The chairman, Fu Chengyu, expressed confidence the Chinese company would persuade Washington its proposed $18.5 billion deal does not pose any risks to U.S. national security.
"We'll continue to talk in negotiations, and we will meet with government figures for the review," Fu said. "I believe that our superior offer, which will help shareholders, will convince the U.S. government this is a good offer."
The U.S. Securities and Exchange Commission on Wednesday cleared Chevron's $16.4 billion offer, Chevron said, and the regulatory go-ahead opened the way for a vote by Unocal shareholders on the Chevron offer, which will take place Aug. 10.
However, the Chevron deal is not assured because Unocal received a higher offer last week from CNOOC.
Chevron hopes a quick vote on the issue will thwart the $18.5 billion Chinese bid, but as the company pressed ahead, CNOOC executives and Unocal managers met in New York to discuss the unsolicited bid that the Chinese company made, according to the report.

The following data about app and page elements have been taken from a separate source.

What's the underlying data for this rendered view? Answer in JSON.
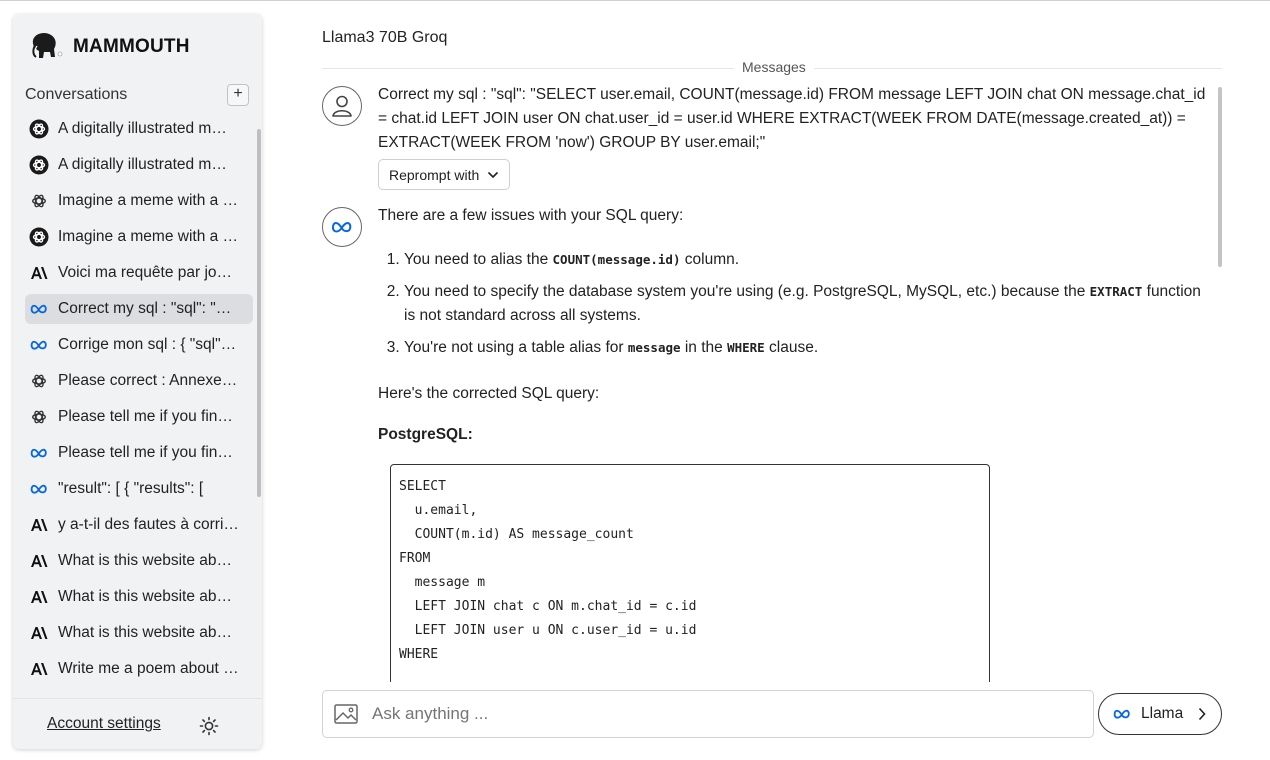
{
  "app": {
    "brand_name": "MAMMOUTH",
    "accent_color": "#0668E1"
  },
  "sidebar": {
    "conversations_title": "Conversations",
    "new_conversation_label": "+",
    "items": [
      {
        "icon": "openai-dark-icon",
        "label": "A digitally illustrated m…",
        "active": false
      },
      {
        "icon": "openai-dark-icon",
        "label": "A digitally illustrated m…",
        "active": false
      },
      {
        "icon": "openai-light-icon",
        "label": "Imagine a meme with a …",
        "active": false
      },
      {
        "icon": "openai-dark-icon",
        "label": "Imagine a meme with a …",
        "active": false
      },
      {
        "icon": "anthropic-icon",
        "label": "Voici ma requête par jo…",
        "active": false
      },
      {
        "icon": "meta-icon",
        "label": "Correct my sql : \"sql\": \"S…",
        "active": true
      },
      {
        "icon": "meta-icon",
        "label": "Corrige mon sql : { \"sql\":…",
        "active": false
      },
      {
        "icon": "openai-light-icon",
        "label": "Please correct : Annexe …",
        "active": false
      },
      {
        "icon": "openai-light-icon",
        "label": "Please tell me if you find…",
        "active": false
      },
      {
        "icon": "meta-icon",
        "label": "Please tell me if you find…",
        "active": false
      },
      {
        "icon": "meta-icon",
        "label": "\"result\": [ { \"results\": [",
        "active": false
      },
      {
        "icon": "anthropic-icon",
        "label": "y a-t-il des fautes à corri…",
        "active": false
      },
      {
        "icon": "anthropic-icon",
        "label": "What is this website ab…",
        "active": false
      },
      {
        "icon": "anthropic-icon",
        "label": "What is this website ab…",
        "active": false
      },
      {
        "icon": "anthropic-icon",
        "label": "What is this website ab…",
        "active": false
      },
      {
        "icon": "anthropic-icon",
        "label": "Write me a poem about …",
        "active": false
      }
    ],
    "account_settings": "Account settings",
    "theme_icon": "sun-icon"
  },
  "main": {
    "model_title": "Llama3 70B Groq",
    "messages_label": "Messages",
    "user_message": "Correct my sql : \"sql\": \"SELECT user.email, COUNT(message.id) FROM message LEFT JOIN chat ON message.chat_id = chat.id LEFT JOIN user ON chat.user_id = user.id WHERE EXTRACT(WEEK FROM DATE(message.created_at)) = EXTRACT(WEEK FROM 'now') GROUP BY user.email;\"",
    "reprompt_label": "Reprompt with",
    "bot": {
      "intro": "There are a few issues with your SQL query:",
      "issue1_pre": "You need to alias the ",
      "issue1_code": "COUNT(message.id)",
      "issue1_post": " column.",
      "issue2_pre": "You need to specify the database system you're using (e.g. PostgreSQL, MySQL, etc.) because the ",
      "issue2_code": "EXTRACT",
      "issue2_post": " function is not standard across all systems.",
      "issue3_pre": "You're not using a table alias for ",
      "issue3_code": "message",
      "issue3_mid": " in the ",
      "issue3_code2": "WHERE",
      "issue3_post": " clause.",
      "corrected_intro": "Here's the corrected SQL query:",
      "dialect_heading": "PostgreSQL:",
      "code": "SELECT\n  u.email,\n  COUNT(m.id) AS message_count\nFROM\n  message m\n  LEFT JOIN chat c ON m.chat_id = c.id\n  LEFT JOIN user u ON c.user_id = u.id\nWHERE"
    }
  },
  "composer": {
    "placeholder": "Ask anything ...",
    "model_button_label": "Llama"
  }
}
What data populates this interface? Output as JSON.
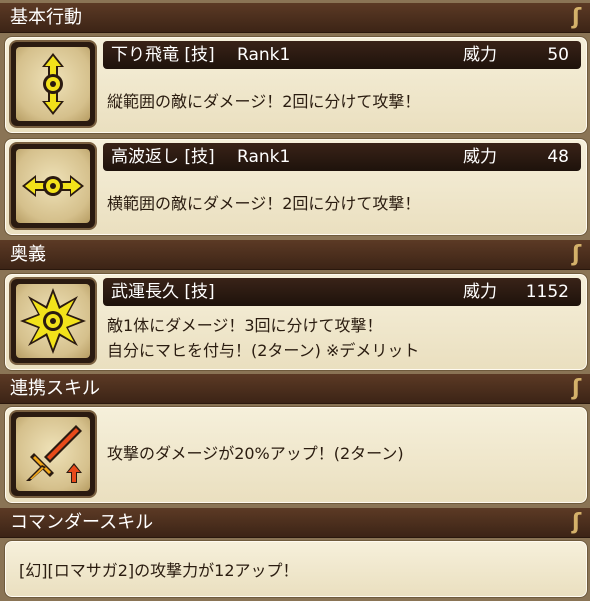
{
  "sections": {
    "basic": "基本行動",
    "ougi": "奥義",
    "link": "連携スキル",
    "commander": "コマンダースキル"
  },
  "skills": [
    {
      "name": "下り飛竜 [技]",
      "rank": "Rank1",
      "power_label": "威力",
      "power": "50",
      "icon": "vertical-range-icon",
      "desc": [
        "縦範囲の敵にダメージ！2回に分けて攻撃！"
      ]
    },
    {
      "name": "高波返し [技]",
      "rank": "Rank1",
      "power_label": "威力",
      "power": "48",
      "icon": "horizontal-range-icon",
      "desc": [
        "横範囲の敵にダメージ！2回に分けて攻撃！"
      ]
    }
  ],
  "ougi_skill": {
    "name": "武運長久 [技]",
    "power_label": "威力",
    "power": "1152",
    "icon": "burst-star-icon",
    "desc": [
      "敵1体にダメージ！3回に分けて攻撃！",
      "自分にマヒを付与！(2ターン) ※デメリット"
    ]
  },
  "link_skill": {
    "icon": "sword-attack-up-icon",
    "desc": "攻撃のダメージが20%アップ！(2ターン)"
  },
  "commander_skill": {
    "desc": "[幻][ロマサガ2]の攻撃力が12アップ！"
  },
  "colors": {
    "header_bg": "#3c2416",
    "panel_bg": "#f1e8cc",
    "icon_yellow": "#f2e21a"
  }
}
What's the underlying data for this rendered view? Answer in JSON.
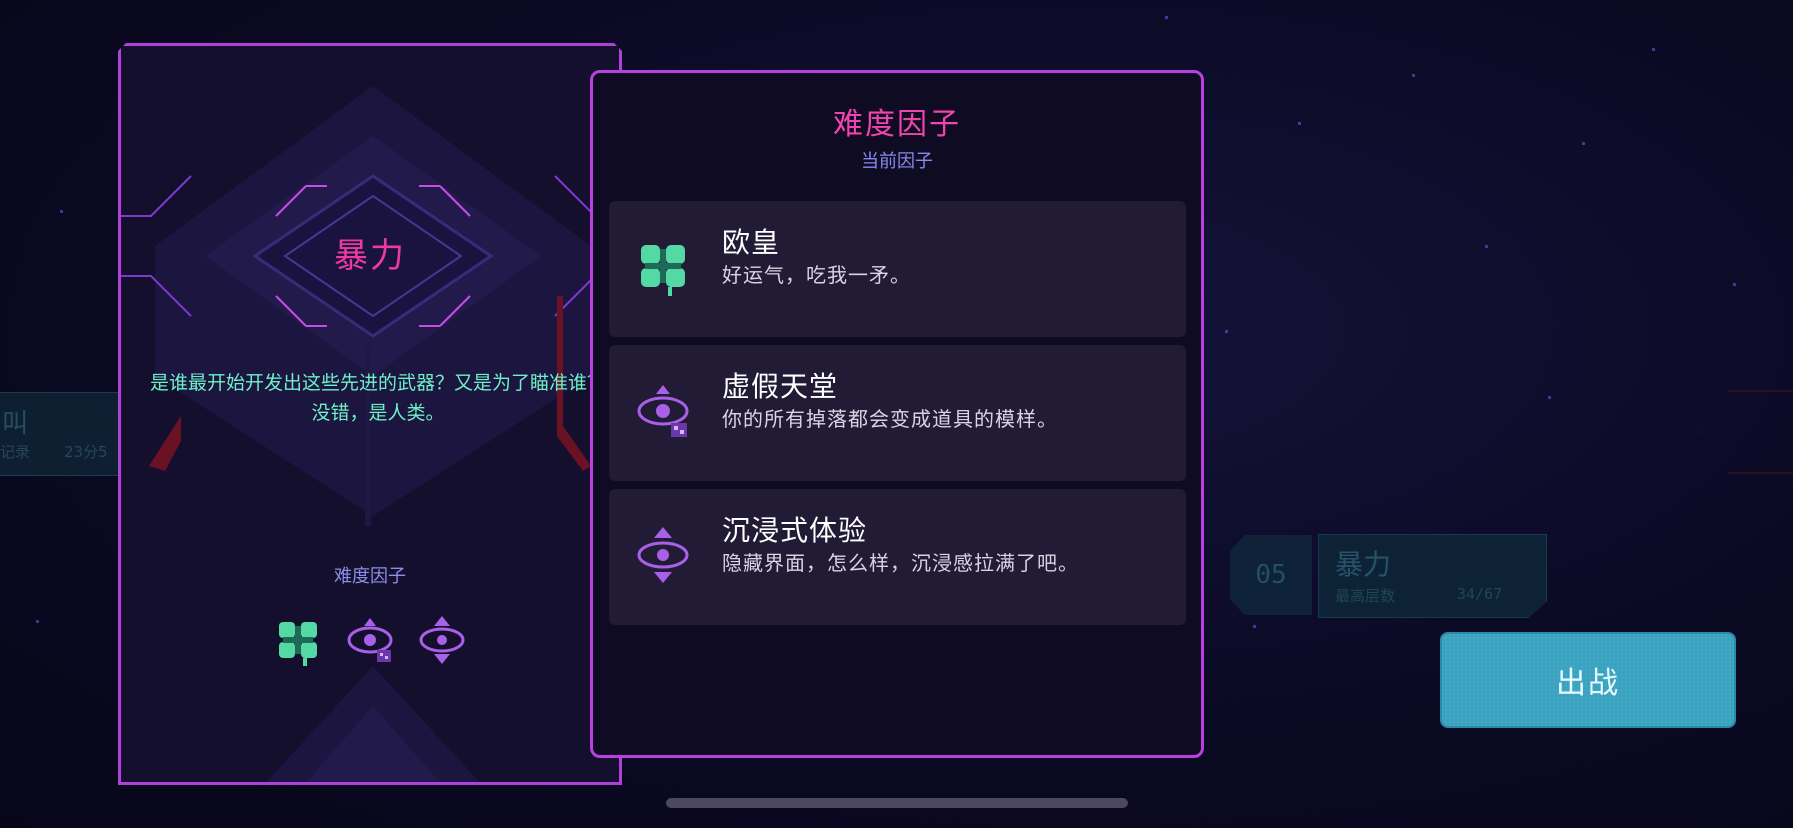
{
  "background": {
    "left_card": {
      "title": "叫",
      "label": "记录",
      "value": "23分5"
    },
    "right_card": {
      "level_number": "05",
      "title": "暴力",
      "label": "最高层数",
      "value": "34/67"
    }
  },
  "deploy_button": {
    "label": "出战"
  },
  "mode_panel": {
    "title": "暴力",
    "description": "是谁最开始开发出这些先进的武器？又是为了瞄准谁？没错，是人类。",
    "factor_label": "难度因子",
    "factor_icons": [
      "clover-icon",
      "eye-box-icon",
      "eye-diamond-icon"
    ]
  },
  "factors_panel": {
    "title": "难度因子",
    "subtitle": "当前因子",
    "factors": [
      {
        "name": "欧皇",
        "description": "好运气，吃我一矛。",
        "icon": "clover-icon",
        "color": "#54d8a4"
      },
      {
        "name": "虚假天堂",
        "description": "你的所有掉落都会变成道具的模样。",
        "icon": "eye-box-icon",
        "color": "#a860e8"
      },
      {
        "name": "沉浸式体验",
        "description": "隐藏界面，怎么样，沉浸感拉满了吧。",
        "icon": "eye-diamond-icon",
        "color": "#a860e8"
      }
    ]
  },
  "colors": {
    "panel_border": "#b941e0",
    "accent_pink": "#f044b0",
    "accent_green": "#6ef0c6",
    "accent_blue": "#3aa3c0"
  }
}
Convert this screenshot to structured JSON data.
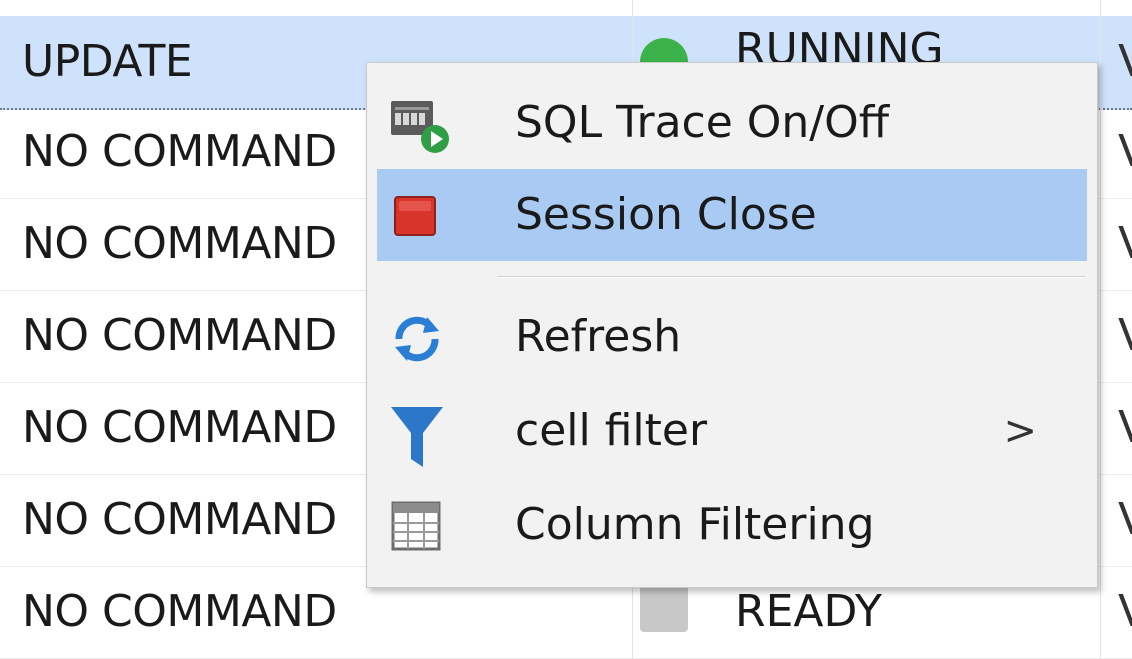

The offer by CNOOC, which came more than six months after it started talks with Unocal's management, has provoked sharp political reaction in Washington, where some members of Congress are opposed to the acquisition of American-owned oil assets by a Chinese company, according to The New York Times. The issue is especially contentious at a time of near-record-high oil prices that have prompted concern over the reliability of energy supplies.
Chevron, which is based in San Ramon, California, is betting that Unocal shareholders will favor its offer because they will consider it a safer option than one involving potentially protracted regulatory and government scrutiny of CNOOC.
Chevron also still has the support of the Unocal board, which backed its offer in April, although it could switch its recommendation after considering the Chinese bid.
David O'Reilly, chairman and chief executive of Chevron, said in a statement Wednesday that "the successful completion of U.S. regulatory requirements demonstrates that our transaction can be brought to a quick and successful conclusion."